Incidentally, it was Wassily Kandinsky who (I believe) was the first to paint music and wrote about it in his book Concerning the Spiritual in Art.

Miha has taught me to experience music more richly and multi-dimensionally. By deepening my listening, I heighten my perceptions and open up to new levels of awareness about the world around me. This is tremendously useful to my creative work, especially when it comes to accessing information emerging below the radar screen.

The IDRIART conference took place at the castle Borl, the ancestral home of Parcifal; business people, artists, students, consultants and politicians came together for discussions, workshops, keynotes and of course to listen to Miha’s symphonic magic. We explored art as a metaphor for transformation in business and government. We came together to find ways to bring meaning and fulfilment to the workplace and to create a more sustainable world. What questions do we need to ask? The story of Parcifal underscored our quest.

As Miha Pogacnik explains, “In this timeless, archetypal story we hear how Parsifal early in his life found the Grail Castle for the first time; better: the CASTLE found HIM, and because he didn’t ask the question he was thrown out. Years of search, struggle and inner growth followed, and then he found the castle again and became the King of Grail.- So it is with our relationship to the principles of Creative Arts. In ‘indigenous’ cultures there was no word for Art…because of her total presence in the wholeness of the societal organism. ‘Progress’ of the modern world has gradually marginalized Arts to entertainment. Now we have “working” life and “leisure” life, but, a crisis of meaning is mounting, we are learning to formulate questions about the true interdisciplinary, ‘integrational’ role of Art.”

The ideas of Joseph Beuys were also very much present in our group. “Show your wounds!” was one of his oft-repeated messages. He believed the role of art is to effect social change. He influenced a whole generation of artists in Europe and his work was instrumental in the rebuilding of Germany. In fact, the Green Party in Germany was born in his classroom. (For this he was fired.)

Beuys said, “Art that can not shape society and therefore also can not penetrate the heart questions of society, [and] in the end influence the question of capital, is no art.”
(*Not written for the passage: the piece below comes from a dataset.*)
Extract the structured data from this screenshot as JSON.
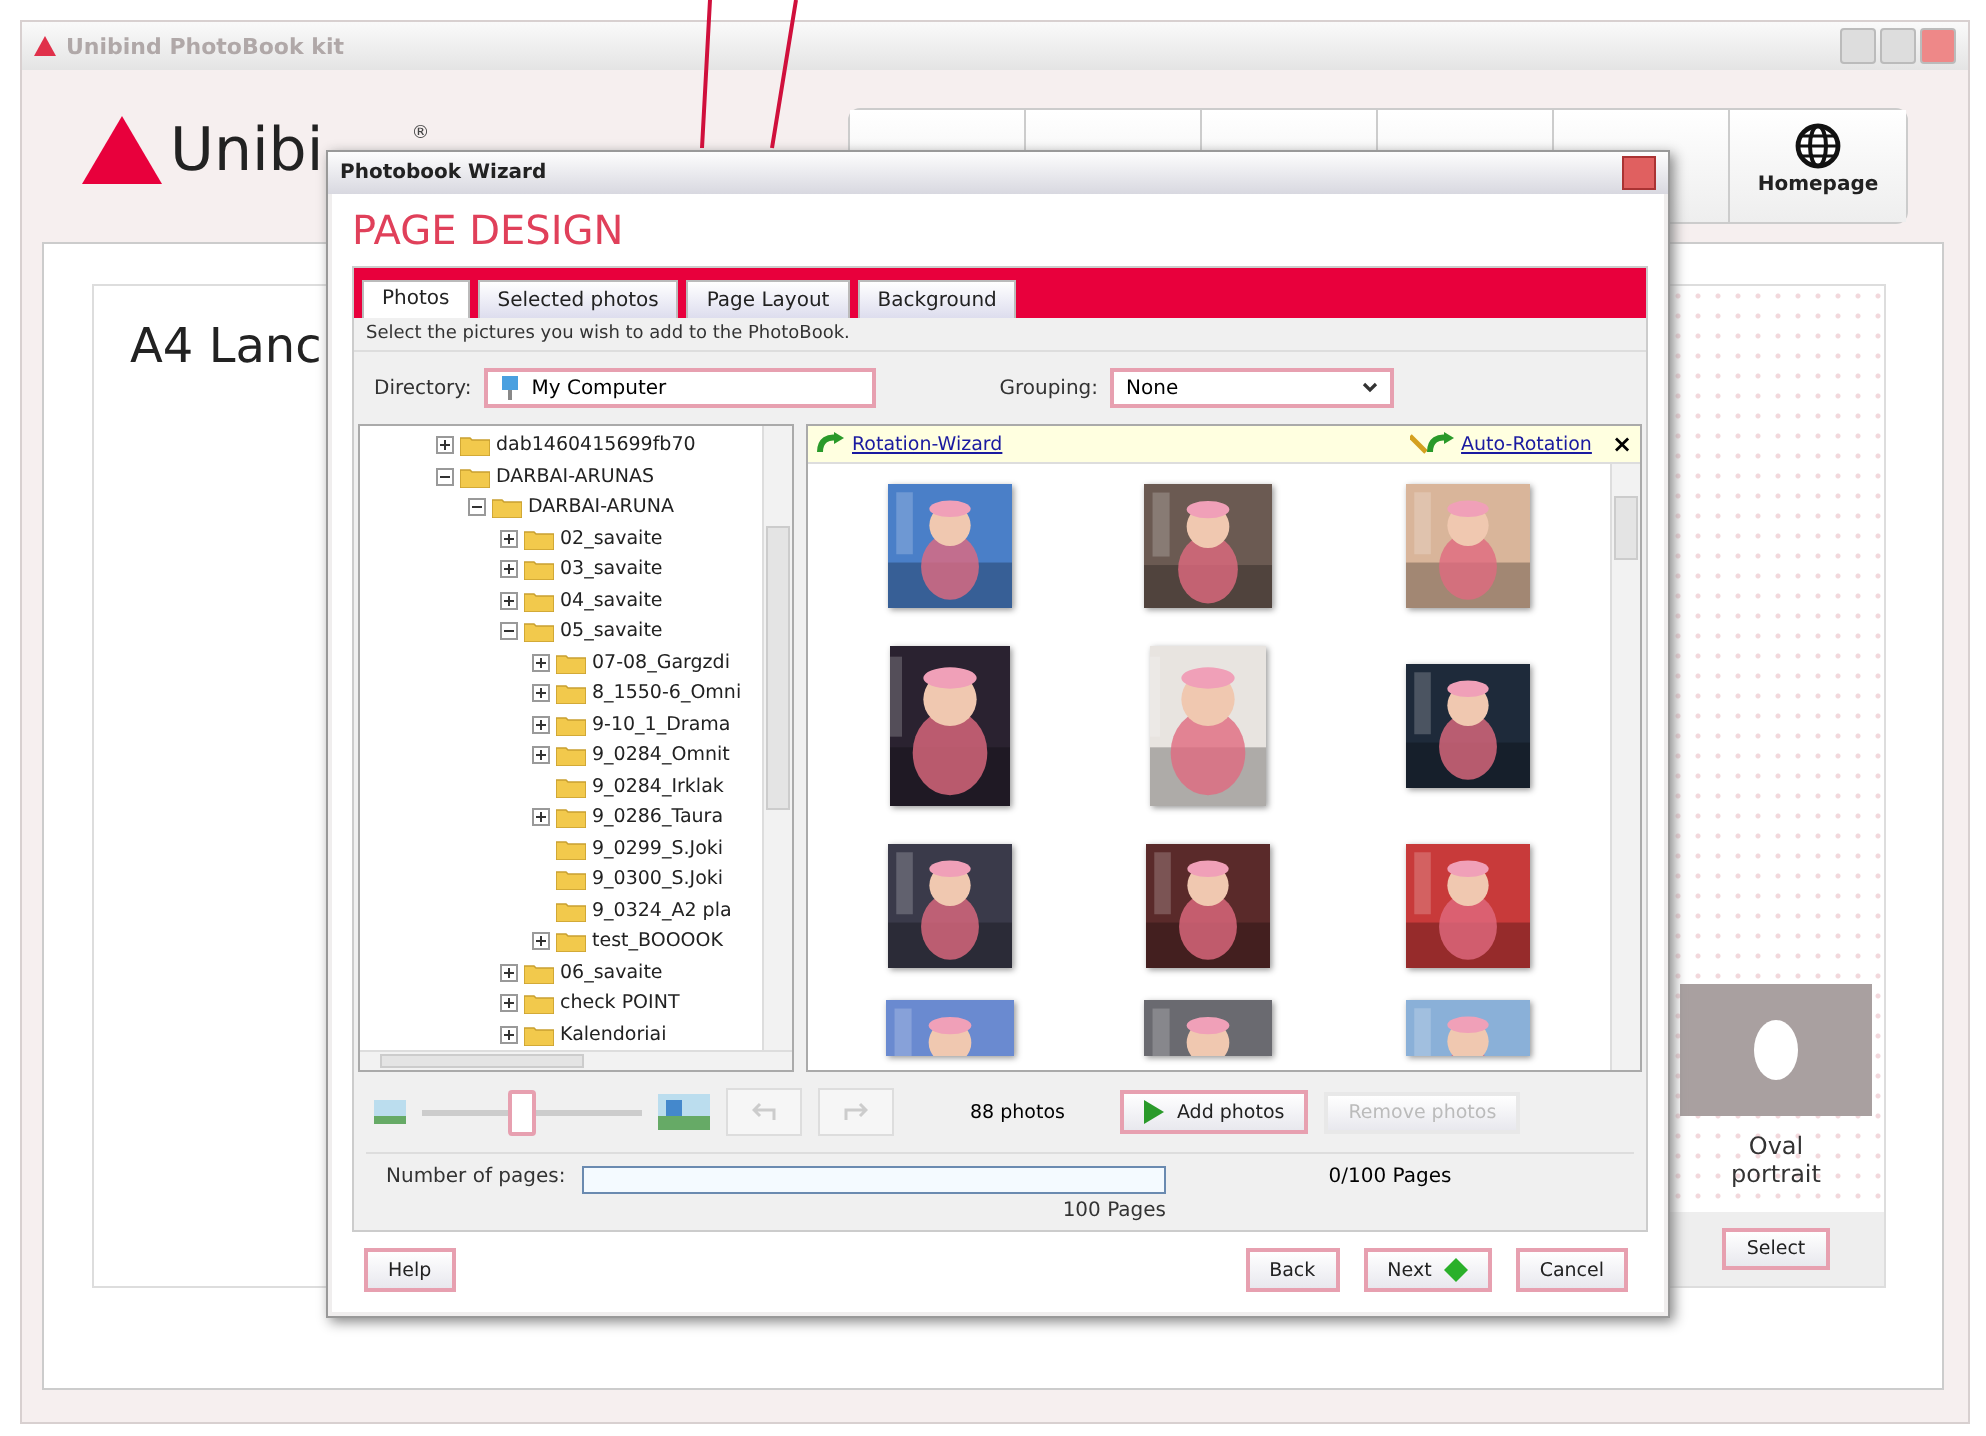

The Walker Art Center has an excellent online exhibit of Joseph Beuys work and ideas.

Remarks and questions from some of the ‘tribe.’

Rigmor Henrik Robert:
A Jungian analyst and physician, Rigmor pointed out that when she sees patients, she starts the conversations by asking these questions — what is wrong, and how are you feeling? [Simple yet profound questions to ask in the workplace. Many of us have no idea what we are feeling.]

Meg Wheatley:
We are reacting to a world that has ignored beauty, art and sustainability. All the tools that have helped make me successful have created a world I don’t even like.

Douglass Carmichael:
Where are we? [Our] new culture fails us for not responding to what we have inside. Art creates a richer interior life so we can have a richer
exterior life…The 20th century is full of failed imposed solutions relative to ideals. Mussolini also talked about community and wholeness.
…This is not a unique time in history. We are not at the pinnacle, we are between here and there. What is the emerging story?

Bernard Lietaer:
Lietaer was responsible for the design and implementation of the Euro. Now he is creating Terra, a new currency system better suited to building community and sustainability. His question to us — (in a world of polarities: elite vs populist, money vs art) how can we create a world that is artistic and democratic at the same time?

It was a thrill to be part of a group of so many talented and inspiring people. I believe the next step in the evolution of society is to integrate the worlds of art, business and government. The conference was really a crucible for incubating new knowledge and insights. I’m glad to have found kindred spirits who not only share my beliefs but who are also architects of the new Europe and beyond.